Abstract: In February 2012, Mozilla announced its plans to translate the web browser Firefox into Quechua, a South American language. The initiative was linked to the runasimipi.org initiative which proclaimed in its manifesto: ‘The very act of using Quechua software is a political statement … Our dream is that any Andean child who goes to a cyber-café in the future will have the option to see everything in [their] native language. Together we can create a freer future’. Can digital technology – its historical English bias notwithstanding – become a tool for political empowerment of hitherto marginalized languages and their speakers/writers? The American linguist David Harrison called this the ‘flipside of globalization’: rather than assimilation to a dominant – mostly English-speaking global culture – we see a myriad of activities for which marginalized communities use digital media. This includes everyday linguistic practices (as discussed in Deumert and Lexander 2013), as well as various types of language activism which helps speakers/writers to gain visibility for their languages and ways of speaking in the global arena.
In this talk I argue that digital language activism can both reproduce and challenge existing political, social and linguistic hegemonies: on the one hand, persistent digital social inequalities mean that some people in the world have more opportunities for digital expression than others; on the other hand, digital media have created new opportunities for speakers/writers to make their voices heard. In my reflections on questions of digital equality, authority, visibility and voice, I draw on examples from across the world, and focus on three media platforms: texting, Twitter and Wikipedia

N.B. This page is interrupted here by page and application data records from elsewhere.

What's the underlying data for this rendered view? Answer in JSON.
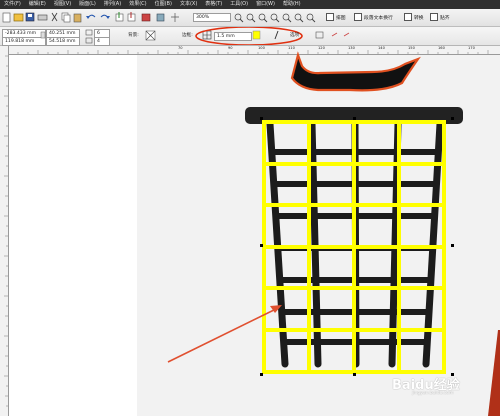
{
  "menu": [
    "文件(F)",
    "编辑(E)",
    "视图(V)",
    "版面(L)",
    "排列(A)",
    "效果(C)",
    "位图(B)",
    "文本(X)",
    "表格(T)",
    "工具(O)",
    "窗口(W)",
    "帮助(H)"
  ],
  "toolbar": {
    "zoom": "300%",
    "action_wrap": "排图",
    "action_wrap_text": "段落文本换行",
    "action_convert": "转换",
    "action_paste": "贴齐"
  },
  "props": {
    "pos_x": "-283.433 mm",
    "pos_y": "119.818 mm",
    "width": "40.251 mm",
    "height": "54.518 mm",
    "rows": "6",
    "cols": "4",
    "background_label": "背景:",
    "border_label": "边框:",
    "border_width": "1.5 mm",
    "options_label": "选项"
  },
  "ruler_top": [
    "70",
    "90",
    "100",
    "110",
    "120",
    "130",
    "140",
    "150",
    "160",
    "170"
  ],
  "watermark": "Baidu经验",
  "watermark_sub": "jingyan.baidu.com",
  "colors": {
    "menubar": "#2f2f2f",
    "highlight_ellipse": "#e03010",
    "grid_yellow": "#ffff00",
    "arrow": "#e05030",
    "border_swatch": "#ffff00"
  }
}
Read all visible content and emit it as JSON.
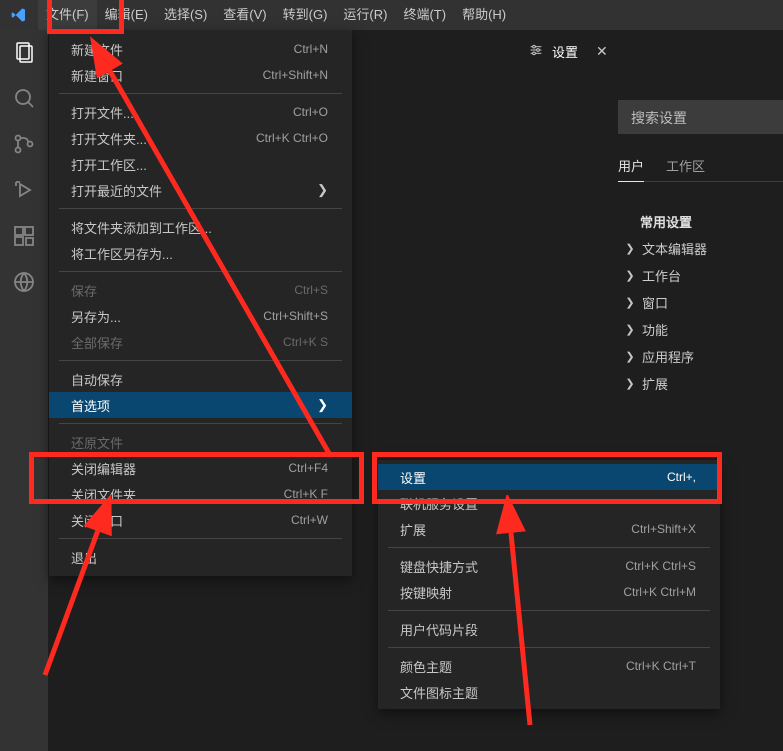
{
  "menubar": {
    "items": [
      {
        "label": "文件(F)",
        "open": true
      },
      {
        "label": "编辑(E)"
      },
      {
        "label": "选择(S)"
      },
      {
        "label": "查看(V)"
      },
      {
        "label": "转到(G)"
      },
      {
        "label": "运行(R)"
      },
      {
        "label": "终端(T)"
      },
      {
        "label": "帮助(H)"
      }
    ]
  },
  "activity": {
    "icons": [
      "explorer-icon",
      "search-icon",
      "scm-icon",
      "debug-icon",
      "extensions-icon",
      "remote-icon"
    ]
  },
  "file_menu": [
    {
      "label": "新建文件",
      "accel": "Ctrl+N"
    },
    {
      "label": "新建窗口",
      "accel": "Ctrl+Shift+N"
    },
    {
      "sep": true
    },
    {
      "label": "打开文件...",
      "accel": "Ctrl+O"
    },
    {
      "label": "打开文件夹...",
      "accel": "Ctrl+K Ctrl+O"
    },
    {
      "label": "打开工作区..."
    },
    {
      "label": "打开最近的文件",
      "submenu": true
    },
    {
      "sep": true
    },
    {
      "label": "将文件夹添加到工作区..."
    },
    {
      "label": "将工作区另存为..."
    },
    {
      "sep": true
    },
    {
      "label": "保存",
      "accel": "Ctrl+S",
      "disabled": true
    },
    {
      "label": "另存为...",
      "accel": "Ctrl+Shift+S"
    },
    {
      "label": "全部保存",
      "accel": "Ctrl+K S",
      "disabled": true
    },
    {
      "sep": true
    },
    {
      "label": "自动保存"
    },
    {
      "label": "首选项",
      "submenu": true,
      "selected": true
    },
    {
      "sep": true
    },
    {
      "label": "还原文件",
      "disabled": true
    },
    {
      "label": "关闭编辑器",
      "accel": "Ctrl+F4"
    },
    {
      "label": "关闭文件夹",
      "accel": "Ctrl+K F"
    },
    {
      "label": "关闭窗口",
      "accel": "Ctrl+W"
    },
    {
      "sep": true
    },
    {
      "label": "退出"
    }
  ],
  "prefs_submenu": [
    {
      "label": "设置",
      "accel": "Ctrl+,",
      "selected": true
    },
    {
      "label": "联机服务设置"
    },
    {
      "label": "扩展",
      "accel": "Ctrl+Shift+X"
    },
    {
      "sep": true
    },
    {
      "label": "键盘快捷方式",
      "accel": "Ctrl+K Ctrl+S"
    },
    {
      "label": "按键映射",
      "accel": "Ctrl+K Ctrl+M"
    },
    {
      "sep": true
    },
    {
      "label": "用户代码片段"
    },
    {
      "sep": true
    },
    {
      "label": "颜色主题",
      "accel": "Ctrl+K Ctrl+T"
    },
    {
      "label": "文件图标主题"
    }
  ],
  "settings_tab": {
    "title": "设置",
    "search_placeholder": "搜索设置",
    "scope_tabs": [
      "用户",
      "工作区"
    ],
    "nav_header": "常用设置",
    "nav_items": [
      "文本编辑器",
      "工作台",
      "窗口",
      "功能",
      "应用程序",
      "扩展"
    ]
  }
}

Organized by the Center for Spatial Research and the Institute for Comparative Literature and Society as part of the Conflict Urbanism: Language Justice lecture series. Thank you also to the Department of East Asian Languages and Cultures for the use of Kent Lounge.
This lecture series focuses on the role of language in structuring cities, bringing together speakers to address the ways that urban spaces and their digital traces are physically shaped by linguistic diversity, and to examine the results of languages coming into contact and conflict.
Other lectures in the series: